At least one of the nearly 150 covid-19 vaccines being tested around the world should be ready by 2021, Soumya Swaminathan, chief scientist at the World Health Organization (WHO), said.
“We can be optimistic that there will be one or more safe and efficacious vaccines by next year,” Swaminathan said in an interview.
She said the WHO has already started discussions with member-countries on a viable framework for “fair distribution of the vaccine”. A vaccine candidate developed in the UK by the University of Oxford is currently at the most advanced stage, with phase-3 trials recently commencing in hospitals in Brazil and South Africa.
Vaccines usually undergo three rounds of testing. The first two trials are typically smaller, testing only for the possibility of adverse reactions, not on efficacy. Phase-3 trials are a lot more difficult, requiring thousands of volunteers to gauge whether the vaccine actually works in the real world.
India’s own vaccine development efforts have come under a cloud of controversy after the Indian Council of Medical Research (ICMR) made a case to get a vaccine candidate ready by 15 August, effectively giving six weeks for clinical trials to test for safety and efficacy. On the feasibility of such a deadline, Swaminathan said: “Trials take time and must be conducted according to well-established regulatory processes.”
The WHO will be closely monitoring the phase-3 results of all vaccine trials, she said, because it is possible that some vaccines may be more suitable for one age group, or one type of population group than others. “The WHO, through its expert committees, has put forward criteria for selection of vaccines for further development,” she said.
Until an effective vaccine is identified, treatment options for those who are in hospitals will remain critical, and it is fairly clear that several re-purposed drugs which were initially widely used—like hydroxychloroquine and HIV drug Lopinavir—aren’t effective on hospitalized covid-19 patients, Swaminathan said.
“Remdesivir seems to reduce the duration of hospitalization, but its impact on lowering mortality is yet to be established. The efficacy of Favipiravir has also not been established, and, furthermore, it can be teratogenic (may cause birth defects) and must be used with caution.”

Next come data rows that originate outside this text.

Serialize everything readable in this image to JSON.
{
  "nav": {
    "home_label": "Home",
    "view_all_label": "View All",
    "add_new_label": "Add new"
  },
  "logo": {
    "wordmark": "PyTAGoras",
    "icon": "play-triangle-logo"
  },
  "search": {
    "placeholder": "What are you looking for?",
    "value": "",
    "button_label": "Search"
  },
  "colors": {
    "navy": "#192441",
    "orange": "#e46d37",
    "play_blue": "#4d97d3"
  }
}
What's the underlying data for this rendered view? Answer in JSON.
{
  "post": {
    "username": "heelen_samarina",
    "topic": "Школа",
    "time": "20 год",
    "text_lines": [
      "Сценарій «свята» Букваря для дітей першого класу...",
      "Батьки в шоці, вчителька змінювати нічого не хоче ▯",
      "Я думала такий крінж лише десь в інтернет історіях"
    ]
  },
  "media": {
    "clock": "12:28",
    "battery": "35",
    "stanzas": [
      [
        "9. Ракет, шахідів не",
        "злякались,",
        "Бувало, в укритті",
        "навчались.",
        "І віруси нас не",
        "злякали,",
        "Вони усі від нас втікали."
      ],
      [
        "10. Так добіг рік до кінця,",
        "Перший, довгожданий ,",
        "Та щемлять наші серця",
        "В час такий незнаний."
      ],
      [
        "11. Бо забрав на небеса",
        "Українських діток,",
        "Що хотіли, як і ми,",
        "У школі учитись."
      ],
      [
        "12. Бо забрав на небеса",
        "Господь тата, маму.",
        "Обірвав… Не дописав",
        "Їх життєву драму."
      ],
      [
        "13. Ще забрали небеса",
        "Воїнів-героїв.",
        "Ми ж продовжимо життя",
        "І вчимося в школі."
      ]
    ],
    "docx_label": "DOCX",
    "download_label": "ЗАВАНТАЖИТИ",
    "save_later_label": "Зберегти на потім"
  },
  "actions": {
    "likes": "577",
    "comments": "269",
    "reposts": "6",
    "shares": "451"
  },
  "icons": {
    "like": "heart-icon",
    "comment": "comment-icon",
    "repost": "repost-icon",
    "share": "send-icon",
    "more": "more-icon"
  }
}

For the subset of covid patients who are hospitalized and require treatment, a broad scientific consensus seems to be emerging about the likely mortality or death rate. At a research and innovation forum held at WHO last week, Swaminathan said actual covid cases at any point are roughly 10 times the officially recorded figure and the overall death rate is 0.6%. With India’s recorded covid caseload at over 700,000, that would put the actual death toll at 42,000, more than double the officially recorded number of around 20,000.
Most countries are not able to report deaths accurately in real-time, she said, and India may well be missing some covid-related deaths. “We will have to wait for several months to know the true death count.”